I think I’ve told you about how much I stand and walk at work. I sit down for no more than 45 minutes over the course of my 10.5 hour shift. Some nights I stand in one place for most of that; other nights I walk the whole night. In either case, I’m on my feet. Back in November, when I was working as a peer coach, I did walked all night, every night. One Sunday morning, my feet hurt so badly that I literally could not walk. I crawled from one sitting place to another until the naproxen kicked in.
I never knew feet could hurt that badly! The bones in the balls of my feet felt like shards grinding against each other with every movement. It was agony!
The very next shift I worked found me at the nurses’ office asking about shoes. The nurse on duty told me to get either: 1) hiking boots, 2) trail running shoes, or 3) cross-trainers. He said that the higher the model number, the better the support would be for me walking on concrete. He also told me to get at least two pairs and to alternate them. The air bubbles in the soles require about 24 hours of rest to get back to their original shape.
I had been wearing a single pair of regular running shoes. After a 50-hour work week, their soles were pancake flat! No wonder my feet hurt!
I took the nurse’s advice and bought two pairs of New Balance cross-trainers from Joe’s New Balance Outlet online. I got some really terrific shoes at a great price and they were narrow, too!
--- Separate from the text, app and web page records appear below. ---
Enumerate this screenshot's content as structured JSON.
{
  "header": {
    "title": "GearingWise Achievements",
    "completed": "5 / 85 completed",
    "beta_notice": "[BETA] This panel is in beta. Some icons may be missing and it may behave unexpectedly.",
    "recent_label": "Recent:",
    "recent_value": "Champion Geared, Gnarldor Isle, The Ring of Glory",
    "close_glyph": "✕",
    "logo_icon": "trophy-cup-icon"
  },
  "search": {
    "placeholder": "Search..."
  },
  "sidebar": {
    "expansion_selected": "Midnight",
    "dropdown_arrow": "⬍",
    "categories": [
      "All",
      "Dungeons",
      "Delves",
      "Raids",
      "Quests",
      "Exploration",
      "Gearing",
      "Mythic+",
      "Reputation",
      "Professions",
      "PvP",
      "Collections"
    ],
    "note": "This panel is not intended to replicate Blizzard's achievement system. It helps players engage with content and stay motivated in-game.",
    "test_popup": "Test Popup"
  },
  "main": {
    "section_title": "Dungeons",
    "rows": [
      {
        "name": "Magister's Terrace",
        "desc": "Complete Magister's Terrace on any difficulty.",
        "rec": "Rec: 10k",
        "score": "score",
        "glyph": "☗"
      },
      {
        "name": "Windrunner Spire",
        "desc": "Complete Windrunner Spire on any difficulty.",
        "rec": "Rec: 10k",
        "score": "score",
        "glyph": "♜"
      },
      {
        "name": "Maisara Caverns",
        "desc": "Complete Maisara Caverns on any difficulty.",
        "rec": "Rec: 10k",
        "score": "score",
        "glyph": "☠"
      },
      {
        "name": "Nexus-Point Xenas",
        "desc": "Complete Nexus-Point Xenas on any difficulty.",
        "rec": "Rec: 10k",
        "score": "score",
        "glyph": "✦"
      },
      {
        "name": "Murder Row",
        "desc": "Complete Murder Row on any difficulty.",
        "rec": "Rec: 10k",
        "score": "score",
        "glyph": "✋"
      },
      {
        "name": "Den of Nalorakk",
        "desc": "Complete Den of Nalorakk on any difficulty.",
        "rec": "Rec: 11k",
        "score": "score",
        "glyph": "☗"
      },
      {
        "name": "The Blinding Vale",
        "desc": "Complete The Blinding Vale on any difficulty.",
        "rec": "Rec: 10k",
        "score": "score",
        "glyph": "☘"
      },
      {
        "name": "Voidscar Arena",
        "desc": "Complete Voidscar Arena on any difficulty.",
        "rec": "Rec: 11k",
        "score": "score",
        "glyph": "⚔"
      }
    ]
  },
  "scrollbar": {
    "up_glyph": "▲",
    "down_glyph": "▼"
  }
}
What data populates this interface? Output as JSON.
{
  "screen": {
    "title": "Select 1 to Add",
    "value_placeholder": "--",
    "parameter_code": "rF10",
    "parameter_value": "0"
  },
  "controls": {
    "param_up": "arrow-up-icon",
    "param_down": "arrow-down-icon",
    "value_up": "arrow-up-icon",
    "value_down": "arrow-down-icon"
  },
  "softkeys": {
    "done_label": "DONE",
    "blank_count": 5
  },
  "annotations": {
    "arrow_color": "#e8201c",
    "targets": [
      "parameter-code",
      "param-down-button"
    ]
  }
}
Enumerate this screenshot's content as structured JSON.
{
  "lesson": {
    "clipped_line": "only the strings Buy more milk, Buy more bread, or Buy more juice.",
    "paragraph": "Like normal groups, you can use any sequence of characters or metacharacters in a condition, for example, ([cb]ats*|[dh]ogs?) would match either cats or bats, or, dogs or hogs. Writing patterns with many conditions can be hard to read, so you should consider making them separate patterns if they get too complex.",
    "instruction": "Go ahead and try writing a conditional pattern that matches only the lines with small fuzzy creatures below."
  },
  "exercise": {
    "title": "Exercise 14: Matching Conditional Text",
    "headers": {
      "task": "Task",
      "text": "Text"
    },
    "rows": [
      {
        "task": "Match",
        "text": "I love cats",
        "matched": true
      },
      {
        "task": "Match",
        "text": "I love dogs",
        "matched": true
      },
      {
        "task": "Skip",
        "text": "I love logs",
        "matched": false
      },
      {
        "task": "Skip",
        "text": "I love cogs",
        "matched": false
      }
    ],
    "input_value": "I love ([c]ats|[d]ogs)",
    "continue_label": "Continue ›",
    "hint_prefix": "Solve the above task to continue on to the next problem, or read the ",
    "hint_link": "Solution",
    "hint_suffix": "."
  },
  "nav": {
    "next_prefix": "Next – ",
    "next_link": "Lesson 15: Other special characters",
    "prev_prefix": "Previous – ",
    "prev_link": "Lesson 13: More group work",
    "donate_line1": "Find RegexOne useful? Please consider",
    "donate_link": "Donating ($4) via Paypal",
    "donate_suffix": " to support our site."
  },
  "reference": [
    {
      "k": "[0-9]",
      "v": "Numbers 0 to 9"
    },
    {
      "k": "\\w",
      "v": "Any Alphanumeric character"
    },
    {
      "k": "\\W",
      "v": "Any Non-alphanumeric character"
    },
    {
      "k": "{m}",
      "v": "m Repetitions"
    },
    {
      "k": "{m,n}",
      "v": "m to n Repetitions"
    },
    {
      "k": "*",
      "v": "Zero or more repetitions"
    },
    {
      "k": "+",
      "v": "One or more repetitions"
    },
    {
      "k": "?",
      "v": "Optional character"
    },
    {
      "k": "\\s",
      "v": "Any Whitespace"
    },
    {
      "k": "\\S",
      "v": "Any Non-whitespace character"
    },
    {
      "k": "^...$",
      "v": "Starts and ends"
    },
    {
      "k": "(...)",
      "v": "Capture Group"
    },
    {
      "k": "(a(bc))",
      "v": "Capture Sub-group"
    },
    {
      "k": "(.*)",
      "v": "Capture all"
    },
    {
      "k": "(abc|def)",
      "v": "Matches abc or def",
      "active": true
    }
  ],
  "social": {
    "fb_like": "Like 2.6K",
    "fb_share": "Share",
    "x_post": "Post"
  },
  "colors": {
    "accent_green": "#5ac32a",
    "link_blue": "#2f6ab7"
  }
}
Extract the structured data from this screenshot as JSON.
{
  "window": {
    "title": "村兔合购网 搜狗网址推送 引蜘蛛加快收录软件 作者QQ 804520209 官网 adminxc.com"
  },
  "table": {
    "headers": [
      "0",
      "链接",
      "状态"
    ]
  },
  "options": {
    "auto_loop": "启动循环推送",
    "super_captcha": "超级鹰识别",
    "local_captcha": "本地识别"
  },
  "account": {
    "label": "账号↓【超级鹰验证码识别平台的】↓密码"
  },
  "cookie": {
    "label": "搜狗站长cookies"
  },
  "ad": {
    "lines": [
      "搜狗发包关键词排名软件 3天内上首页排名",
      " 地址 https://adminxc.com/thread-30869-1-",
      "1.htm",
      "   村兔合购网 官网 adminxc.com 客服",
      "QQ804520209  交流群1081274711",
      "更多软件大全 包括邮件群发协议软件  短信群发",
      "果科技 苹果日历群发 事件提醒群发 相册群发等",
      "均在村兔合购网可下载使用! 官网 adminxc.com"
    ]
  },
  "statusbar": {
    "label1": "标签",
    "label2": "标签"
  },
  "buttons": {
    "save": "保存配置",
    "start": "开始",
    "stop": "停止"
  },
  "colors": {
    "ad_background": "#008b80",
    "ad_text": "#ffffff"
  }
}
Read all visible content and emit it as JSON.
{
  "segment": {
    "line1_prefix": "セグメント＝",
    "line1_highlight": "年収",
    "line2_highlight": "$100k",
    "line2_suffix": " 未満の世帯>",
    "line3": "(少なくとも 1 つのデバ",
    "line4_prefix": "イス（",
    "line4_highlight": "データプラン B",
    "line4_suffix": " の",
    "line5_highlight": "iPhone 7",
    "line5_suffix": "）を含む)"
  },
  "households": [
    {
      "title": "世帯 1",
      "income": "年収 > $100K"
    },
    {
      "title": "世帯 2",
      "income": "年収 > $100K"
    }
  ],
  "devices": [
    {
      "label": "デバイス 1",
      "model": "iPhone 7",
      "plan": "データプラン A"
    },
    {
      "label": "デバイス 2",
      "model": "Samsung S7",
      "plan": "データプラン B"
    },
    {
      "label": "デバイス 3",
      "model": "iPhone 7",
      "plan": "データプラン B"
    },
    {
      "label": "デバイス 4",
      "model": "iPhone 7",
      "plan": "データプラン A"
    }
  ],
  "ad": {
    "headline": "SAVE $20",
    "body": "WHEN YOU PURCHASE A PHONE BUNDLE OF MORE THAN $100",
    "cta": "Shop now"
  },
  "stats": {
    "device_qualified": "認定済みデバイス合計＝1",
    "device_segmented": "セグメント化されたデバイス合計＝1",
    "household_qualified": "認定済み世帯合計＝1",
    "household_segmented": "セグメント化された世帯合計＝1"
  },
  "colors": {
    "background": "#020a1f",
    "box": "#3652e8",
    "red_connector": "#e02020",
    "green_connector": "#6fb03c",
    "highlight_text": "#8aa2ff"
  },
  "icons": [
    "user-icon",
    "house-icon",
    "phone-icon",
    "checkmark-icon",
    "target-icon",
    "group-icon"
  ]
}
I have a really hard time finding shoes that fit my narrow feet well and was ecstatic to find shoes that fit me on that site.
Six months passed and the shoes finally became so fatigued that they no longer provided the support I needed. Logic would say that since I was so happy with my purchases from Joe’s before, I would go back there again, right? Oh, please! I had to try something new.
I bought three pairs of Saucony shoes at a local store for about the same per pair cost as Joe’s. Walking around the store in the shoes, they were heavenly. They were not so heavenly after walking on concrete for several hours. Only one pair of them is really designed to hold up to that kind of wear. The other two pairs are really made more for running and they just don’t provide support for long hours.
So, I’ve learned my lesson.
Just like with anything else: use the right tools for the job. Running shoes are for running. Their spring provides just the support needed for a nice run; however, for hours of walking on concrete, they fall flat……really flat….painfully flat. Walking on stone calls for a firmer sole, like the one found on cross-trainers, trail runners and hiking boots.
Um, just like the nurse told me.